The Scottish Maritime Museum, which is based on the Harbourside in Irvine, Ayrshire, with a smaller museum in Dumbarton, has already collected over 40 works of art under the project entitled SMMart: Enriching the Imagery of Scotland’s Maritime Heritage.
Over the coming 15 months, as well as continuing to acquire work direct from artists and auction houses, the Scottish Maritime Museum is keen to hear from any members of the public who may have works of art by artists born or living in Scotland and depicting a Scottish shipbuilding, engineering or coastal scene which would befit the growing collection.
The SMMart project to develop an art collection to complement and enrich the nationally recognised collection of maritime heritage has been made possible by a grant from the Heritage Lottery Fund’s Collecting Cultures programme.
The new acquisitions include ‘The Pier at Cove - Loch Long’ by internationally renowned Scottish Colourist Francis Campbell Boileau Cadell. ‘The Pier at Cove - Loch Long’ was acquired with the additional assistance of Art Fund and the National Fund for Acquisitions.
The Museum has also acquired works of art by George Wyllie, Kate Downie, Will Maclean, Joyce W. Cairns, Tom McKendrick, Benno Schotz and Patricia Cain amongst others.

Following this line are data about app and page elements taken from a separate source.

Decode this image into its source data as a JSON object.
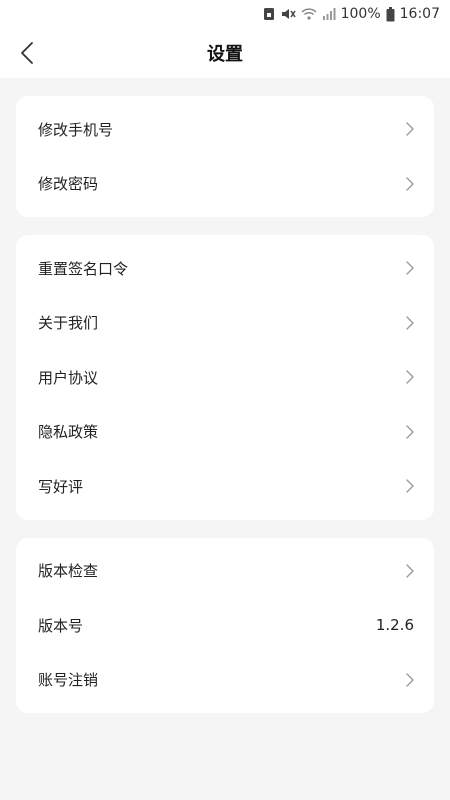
{
  "status": {
    "battery": "100%",
    "time": "16:07"
  },
  "header": {
    "title": "设置"
  },
  "groups": [
    {
      "items": [
        {
          "label": "修改手机号"
        },
        {
          "label": "修改密码"
        }
      ]
    },
    {
      "items": [
        {
          "label": "重置签名口令"
        },
        {
          "label": "关于我们"
        },
        {
          "label": "用户协议"
        },
        {
          "label": "隐私政策"
        },
        {
          "label": "写好评"
        }
      ]
    },
    {
      "items": [
        {
          "label": "版本检查"
        },
        {
          "label": "版本号",
          "value": "1.2.6"
        },
        {
          "label": "账号注销"
        }
      ]
    }
  ],
  "icons": {
    "back": "chevron-left-icon",
    "row_arrow": "chevron-right-icon"
  },
  "colors": {
    "background": "#f5f5f5",
    "card": "#ffffff",
    "text": "#222222",
    "arrow": "#9a9a9a"
  }
}
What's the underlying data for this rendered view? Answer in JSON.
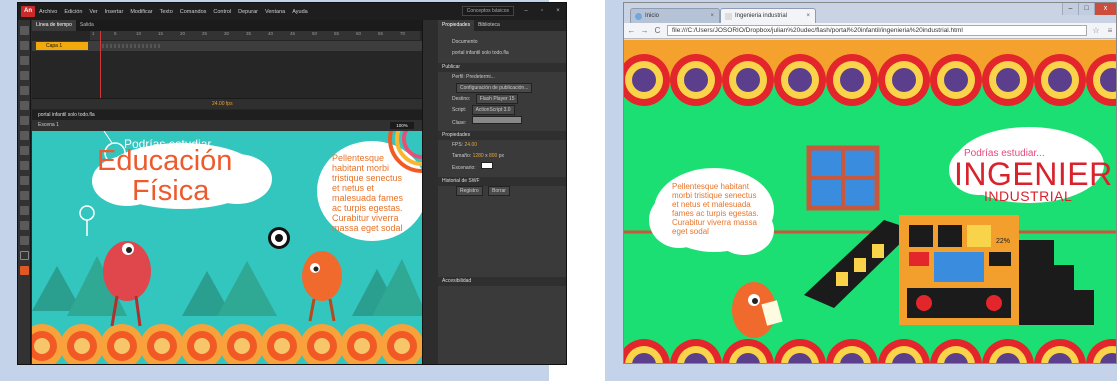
{
  "left_window": {
    "menu": [
      "Archivo",
      "Edición",
      "Ver",
      "Insertar",
      "Modificar",
      "Texto",
      "Comandos",
      "Control",
      "Depurar",
      "Ventana",
      "Ayuda"
    ],
    "logo": "An",
    "workspace": "Conceptos básicos",
    "timeline_tabs": [
      "Línea de tiempo",
      "Salida"
    ],
    "ruler": [
      "1",
      "5",
      "10",
      "15",
      "20",
      "25",
      "30",
      "35",
      "40",
      "45",
      "50",
      "55",
      "60",
      "65",
      "70",
      "75"
    ],
    "layer_name": "Capa 1",
    "fps_readout": "24.00 fps",
    "doc_tab": "portal infantil solo todo.fla",
    "scene": "Escena 1",
    "zoom": "100%",
    "stage": {
      "small_title": "Podrías estudiar...",
      "title_line1": "Educación",
      "title_line2": "Física",
      "bubble_text": "Pellentesque habitant morbi tristique senectus et netus et malesuada fames ac turpis egestas. Curabitur viverra massa eget sodal"
    },
    "properties": {
      "tabs": [
        "Propiedades",
        "Biblioteca"
      ],
      "doc_label": "Documento",
      "doc_name": "portal infantil solo todo.fla",
      "publish_section": "Publicar",
      "profile_label": "Perfil:",
      "profile_value": "Predetermi...",
      "publish_settings": "Configuración de publicación...",
      "target_label": "Destino:",
      "target_value": "Flash Player 15",
      "script_label": "Script:",
      "script_value": "ActionScript 3.0",
      "class_label": "Clase:",
      "props_section": "Propiedades",
      "fps_label": "FPS:",
      "fps_value": "24.00",
      "size_label": "Tamaño:",
      "width_value": "1280",
      "x_label": "x",
      "height_value": "800",
      "px_label": "px",
      "stage_label": "Escenario:",
      "swf_section": "Historial de SWF",
      "registro_btn": "Registro",
      "borrar_btn": "Borrar",
      "access_section": "Accesibilidad"
    }
  },
  "right_window": {
    "tabs": [
      {
        "label": "Inicio"
      },
      {
        "label": "Ingenieria industrial"
      }
    ],
    "url": "file:///C:/Users/JOSORIO/Dropbox/julian%20udec/flash/portal%20infantil/ingenieria%20industrial.html",
    "window_buttons": [
      "–",
      "□",
      "x"
    ],
    "viewport": {
      "small_title": "Podrías estudiar...",
      "big_title": "INGENIER",
      "subtitle": "INDUSTRIAL",
      "bubble_text": "Pellentesque habitant morbi tristique senectus et netus et malesuada fames ac turpis egestas. Curabitur viverra massa eget sodal",
      "machine_display": "22%"
    }
  },
  "colors": {
    "frame": "#c5d3ea",
    "stage_teal": "#33c6bf",
    "browser_green": "#1cdf73",
    "title_orange": "#ec5b2d",
    "title_red": "#d8222c",
    "layer_orange": "#f2a90c"
  }
}
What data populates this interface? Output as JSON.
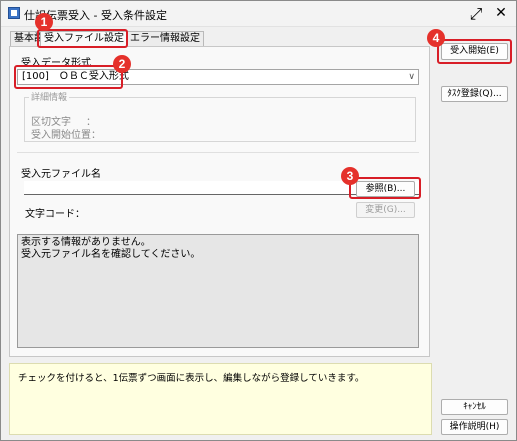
{
  "window": {
    "title": "仕訳伝票受入 - 受入条件設定"
  },
  "tabs": [
    {
      "label": "基本設定"
    },
    {
      "label": "受入ファイル設定"
    },
    {
      "label": "エラー情報設定"
    }
  ],
  "format": {
    "label": "受入データ形式",
    "selected": "[100]　ＯＢＣ受入形式"
  },
  "details": {
    "title": "詳細情報",
    "delimiter_label": "区切文字",
    "start_pos_label": "受入開始位置：",
    "colon": "："
  },
  "source": {
    "label": "受入元ファイル名",
    "value": "",
    "browse_button": "参照(B)...",
    "charset_label": "文字コード：",
    "change_button": "変更(G)..."
  },
  "messages": [
    "表示する情報がありません。",
    "受入元ファイル名を確認してください。"
  ],
  "hint": "チェックを付けると、1伝票ずつ画面に表示し、編集しながら登録していきます。",
  "buttons": {
    "start": "受入開始(E)",
    "task_register": "ﾀｽｸ登録(Q)...",
    "cancel": "ｷｬﾝｾﾙ",
    "help": "操作説明(H)"
  },
  "callouts": [
    "1",
    "2",
    "3",
    "4"
  ],
  "colors": {
    "callout": "#d81e27",
    "hint_bg": "#ffffe0"
  }
}
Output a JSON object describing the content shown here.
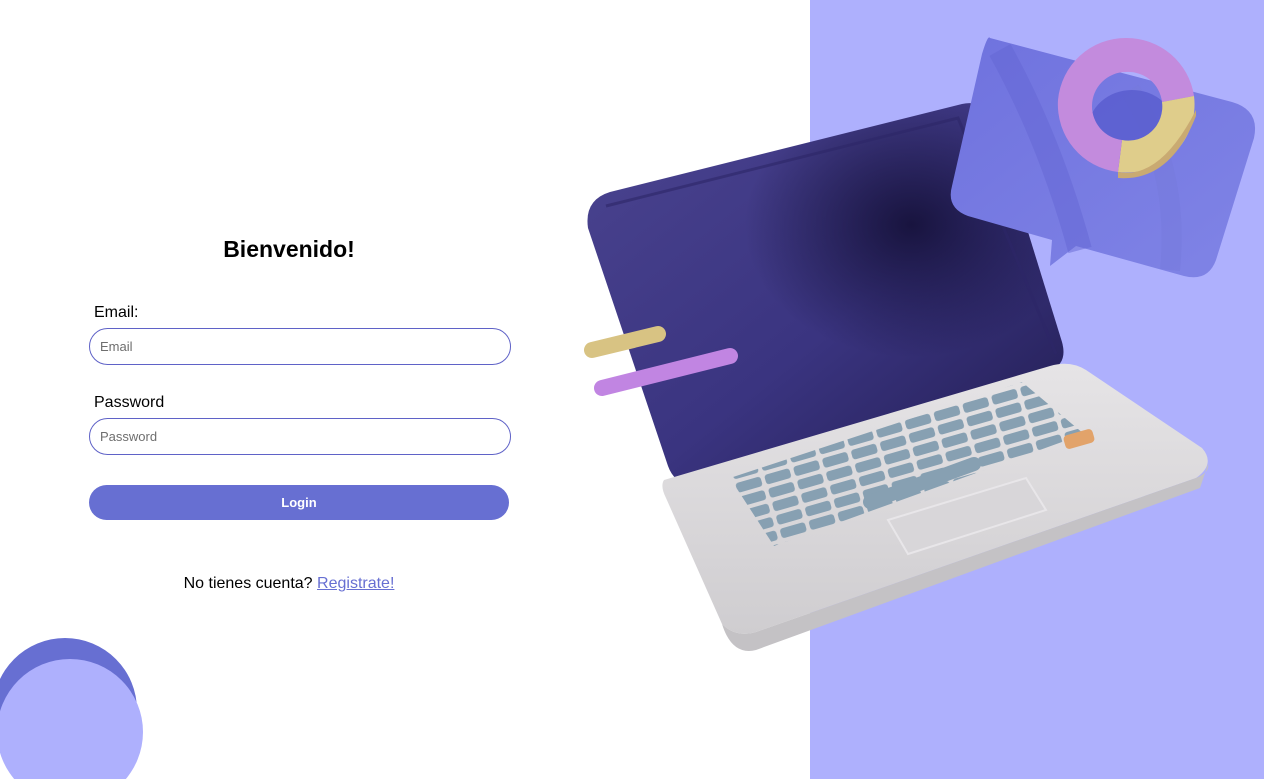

SMMart is led by the Museum’s first Curator of Art, Fiona Carmichael, whose appointment was also made possible by the award from the Heritage Lottery Fund’s Collecting Cultures programme.
Calling out for art works, Fiona Carmichael, Curator of Art at the Scottish Maritime Museum, says: “We’re leaving no stone unturned in our quest to create the best, nationally recognised maritime-based art collection we can through our SMMart programme.
“The collection already includes stunning works of art across a wide range of mediums from oil paintings, watercolours, drawings, and sketches through to photography, travel posters, sculpture, textiles and mixed media and installation work.
“We are sure there must be some fascinating maritime art works held by members of the public who might want to see them cared for and on show as part of a national collection such as the Scottish Maritime Museum.
“There will be those who have art on display in their home but also those who might just remember work stored in the loft. Some with Clyde shipbuilders in their ancestry, for example, may even have one of those fabulous portrait busts or a painting of a boat their ancestor built, commissioned by them before the advance of photography.”
The Museum is looking for high quality artworks from the 1800s onwards. All works must be over ten years in age.
The Heritage Lottery Fund’s Collecting Cultures programme enables museums, libraries and archives to strengthen and enliven their core collections through strategic purchases.
Those with artworks for consideration should call Fiona Carmichael on 01294 278283.